Can You Get Arrested for Yelling at Someone in Utah?
Most people only yell at someone if they have a good reason to do so. It’s reasonable to wonder whether you can get arrested for yelling at someone in Utah. Essentially, you can only be arrested for yelling at someone in Utah if the yelling is part of a larger offense; the act of yelling itself is not an arrestable offense. Continue reading this blog post to learn more about the situations in which yelling at someone can get you arrested in Utah, when it is okay to yell at someone, and how Salt Lake City criminal defense lawyer Darwin Overson can defend you if you do get arrested for yelling at someone in Utah.
When It Is Illegal to Yell At Someone in Utah
The act of yelling at someone is not, in itself, a crime that you can be arrested for in Utah. You can, however, be arrested for yelling at someone if it is part of a different arrestable offense. The following are reasons that you can be arrested for yelling at someone in Utah.
You Violate a Restraining Order
You may be issued a restraining order for various reasons, although the most common reason that you may have a restraining order (also known as a protective order) issued against you is if you are having a trial involving domestic violence charges scheduled in the future. The restraining order is meant to protect the plaintiff and if you have contact with them in any way—whether it’s in-person contact (including yelling), text messages, or contact through social media—it is considered to be a violation of the order. If you violate this restraining order and yell at the person or persons who the restraining order is intended to protect, it is possible that you will be arrested. It’s advisable that you get in touch with a lawyer as soon as a restraining order is issued against you.
You Threaten a Police Officer
If you yell at a police officer and threaten them with violence, you may be arrested and charged with assault. A person can be charged with assault if they threaten to cause, attempt to create, or cause injury to another person. There are two types of assault: aggravated assault and simple assault. Aggravated assault is when a person intentionally causes or attempts to cause severe bodily harm or death to another person using a weapon. Simple assault is when a person attempts to inflict physical injury to someone else through the use of violence or the unlawful use of force. The main difference between simple assault and aggravated is that the former is a misdemeanor while the latter is a felony.

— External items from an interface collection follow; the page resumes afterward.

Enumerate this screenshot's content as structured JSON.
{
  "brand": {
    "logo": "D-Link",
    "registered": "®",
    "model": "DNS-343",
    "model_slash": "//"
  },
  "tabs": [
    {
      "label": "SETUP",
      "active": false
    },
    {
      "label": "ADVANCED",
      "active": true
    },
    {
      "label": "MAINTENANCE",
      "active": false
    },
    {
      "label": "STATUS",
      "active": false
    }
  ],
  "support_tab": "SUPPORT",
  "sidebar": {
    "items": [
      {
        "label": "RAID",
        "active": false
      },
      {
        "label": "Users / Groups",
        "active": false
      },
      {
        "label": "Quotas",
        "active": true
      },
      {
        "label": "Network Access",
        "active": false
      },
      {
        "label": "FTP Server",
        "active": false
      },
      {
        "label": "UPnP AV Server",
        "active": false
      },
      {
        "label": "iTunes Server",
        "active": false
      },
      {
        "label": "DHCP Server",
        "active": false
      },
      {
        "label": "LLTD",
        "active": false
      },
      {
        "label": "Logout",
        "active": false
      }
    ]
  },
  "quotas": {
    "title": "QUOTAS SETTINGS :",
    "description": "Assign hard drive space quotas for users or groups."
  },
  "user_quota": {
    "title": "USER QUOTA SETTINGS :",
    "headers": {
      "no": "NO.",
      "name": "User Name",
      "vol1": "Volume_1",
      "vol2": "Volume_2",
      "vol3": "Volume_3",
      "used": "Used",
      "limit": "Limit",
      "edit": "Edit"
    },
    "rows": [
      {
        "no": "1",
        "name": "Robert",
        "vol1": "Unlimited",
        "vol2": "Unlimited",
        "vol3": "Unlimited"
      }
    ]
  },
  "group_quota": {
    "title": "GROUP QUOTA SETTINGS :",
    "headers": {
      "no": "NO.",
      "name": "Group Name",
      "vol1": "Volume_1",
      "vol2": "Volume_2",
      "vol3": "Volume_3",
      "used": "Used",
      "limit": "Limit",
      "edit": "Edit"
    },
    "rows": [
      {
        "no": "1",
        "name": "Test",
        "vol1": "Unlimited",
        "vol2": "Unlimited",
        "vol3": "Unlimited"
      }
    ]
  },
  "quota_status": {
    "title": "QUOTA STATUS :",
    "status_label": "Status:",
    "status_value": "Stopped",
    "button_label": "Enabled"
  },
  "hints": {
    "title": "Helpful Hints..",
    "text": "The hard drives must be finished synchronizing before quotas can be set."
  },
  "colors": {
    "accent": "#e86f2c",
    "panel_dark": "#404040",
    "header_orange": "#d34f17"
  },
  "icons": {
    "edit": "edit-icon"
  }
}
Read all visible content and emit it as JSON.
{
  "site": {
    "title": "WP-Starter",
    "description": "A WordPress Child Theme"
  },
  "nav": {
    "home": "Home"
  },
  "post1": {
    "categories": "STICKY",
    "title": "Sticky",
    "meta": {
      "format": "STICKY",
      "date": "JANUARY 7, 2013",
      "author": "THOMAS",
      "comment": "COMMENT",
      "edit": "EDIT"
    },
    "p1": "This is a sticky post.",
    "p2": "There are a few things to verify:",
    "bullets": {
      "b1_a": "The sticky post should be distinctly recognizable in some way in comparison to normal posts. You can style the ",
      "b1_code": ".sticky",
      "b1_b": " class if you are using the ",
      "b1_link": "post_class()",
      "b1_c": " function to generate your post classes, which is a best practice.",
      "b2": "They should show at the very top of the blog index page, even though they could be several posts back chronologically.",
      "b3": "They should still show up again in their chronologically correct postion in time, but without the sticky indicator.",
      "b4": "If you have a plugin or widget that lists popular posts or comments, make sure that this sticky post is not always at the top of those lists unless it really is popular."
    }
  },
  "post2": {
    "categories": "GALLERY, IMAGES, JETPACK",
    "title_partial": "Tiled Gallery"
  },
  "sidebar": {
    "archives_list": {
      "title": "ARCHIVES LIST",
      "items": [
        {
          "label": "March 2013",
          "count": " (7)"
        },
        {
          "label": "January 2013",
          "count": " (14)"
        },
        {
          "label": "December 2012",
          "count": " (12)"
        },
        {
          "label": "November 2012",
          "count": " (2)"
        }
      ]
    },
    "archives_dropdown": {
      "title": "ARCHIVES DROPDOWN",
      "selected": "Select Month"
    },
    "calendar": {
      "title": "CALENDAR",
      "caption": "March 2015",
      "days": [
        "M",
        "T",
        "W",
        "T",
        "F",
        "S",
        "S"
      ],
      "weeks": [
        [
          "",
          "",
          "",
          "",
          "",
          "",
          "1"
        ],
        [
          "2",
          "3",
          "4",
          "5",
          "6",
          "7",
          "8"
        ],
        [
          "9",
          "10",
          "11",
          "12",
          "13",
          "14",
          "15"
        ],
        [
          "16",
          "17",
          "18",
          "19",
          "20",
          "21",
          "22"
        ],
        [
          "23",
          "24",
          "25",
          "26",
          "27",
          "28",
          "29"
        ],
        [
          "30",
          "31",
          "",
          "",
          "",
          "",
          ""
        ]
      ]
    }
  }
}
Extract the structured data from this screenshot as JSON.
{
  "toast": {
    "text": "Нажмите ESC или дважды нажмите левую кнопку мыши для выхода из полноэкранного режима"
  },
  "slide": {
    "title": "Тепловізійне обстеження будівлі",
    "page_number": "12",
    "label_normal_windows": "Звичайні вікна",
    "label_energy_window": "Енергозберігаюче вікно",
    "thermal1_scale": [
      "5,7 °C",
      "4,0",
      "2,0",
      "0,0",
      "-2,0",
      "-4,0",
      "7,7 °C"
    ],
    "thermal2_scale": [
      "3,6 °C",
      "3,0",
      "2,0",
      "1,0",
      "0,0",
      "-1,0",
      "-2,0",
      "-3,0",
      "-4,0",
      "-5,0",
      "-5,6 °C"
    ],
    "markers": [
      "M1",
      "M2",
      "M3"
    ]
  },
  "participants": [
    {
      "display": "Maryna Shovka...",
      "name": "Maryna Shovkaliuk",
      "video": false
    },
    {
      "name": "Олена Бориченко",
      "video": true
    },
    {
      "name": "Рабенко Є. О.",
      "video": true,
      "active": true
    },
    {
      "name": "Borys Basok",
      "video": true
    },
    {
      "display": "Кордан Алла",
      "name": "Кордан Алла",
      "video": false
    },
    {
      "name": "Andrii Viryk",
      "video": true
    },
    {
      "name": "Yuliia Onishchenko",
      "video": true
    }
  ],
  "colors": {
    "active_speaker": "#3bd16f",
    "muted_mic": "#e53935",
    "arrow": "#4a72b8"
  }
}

According to these definitions, you may be charged with battery if you yell at a police officer and threaten to harm them. You can mitigate or avoid charges for either simple assault or aggravated assault after yelling threats at a police officer by contacting an experienced attorney as quickly as possible.
Disorderly Conduct Charges and Yelling in Utah
Yelling itself is not a criminal act that warrants arrest, nor is it necessarily grounds for disorderly conduct charges. However, it is possible that yelling can be part of the conduct that can result in a disorderly conduct charge so it is important to understand what disorderly conduct charges mean and the behavior that can lead to a disorderly conduct charge.
In Utah, disorderly conduct charges are made against people who are disturbing other people in a public place. Utah statute defines a public place as an area that a significant portion of the population has access to, such as a school, hospital, retail store, city street, or highway. According to Utah law, there are many ways to disturb other people in a way that can lead to a disorderly conduct charge. Refusing a police officer’s orders to vacate a public area is one way to be charged with disorderly conduct. Another way to disturb people in a way that can result in a disorderly conduct charge is to refuse to move your car, even after a police officer instructs you to, after you’ve double parked it. Actions that are “physically offensive” without a valid reason can result in disorderly conduct charges as well.
Disorderly conduct charges may also result from behavior that is considered to be a public disturbance. Public disturbances may include the following: starting a fight or behaving dangerously, being unreasonably loud (including yelling) or making distasteful remarks in public, making a significant amount of noise that emanates from a private place into a public one.
The penalties that come from disorderly conduct charges depend on the circumstances of the case. Most public disturbance offenses are only charged as “infractions.” In Utah, a minor violation is treated similarly to a traffic violation. The penalty for infractions is $750, although alternatives such as community service are possible. However, certain circumstances can elevate a disorderly conduct charge to a misdemeanor. Ceasing to desist disorderly behavior can elevate a disorderly conduct charge to a misdemeanor. Penalties can be reduced if you work with an experienced criminal defense attorney.
Call Our Salt Lake City Criminal Defense Attorney Today
While yelling at someone is rude and should only be done when necessary, it’s rare that you’ll find yourself in a situation where you’ll be arrested for yelling at someone. If you do end up being arrested for yelling at someone under specific circumstances, know that you can depend on Salt Lake City criminal defense attorney Darwin Overson from Overson Law, PLLC for legal representation. To discuss your case during a free and confidential consultation, call (801) 758-2287 today.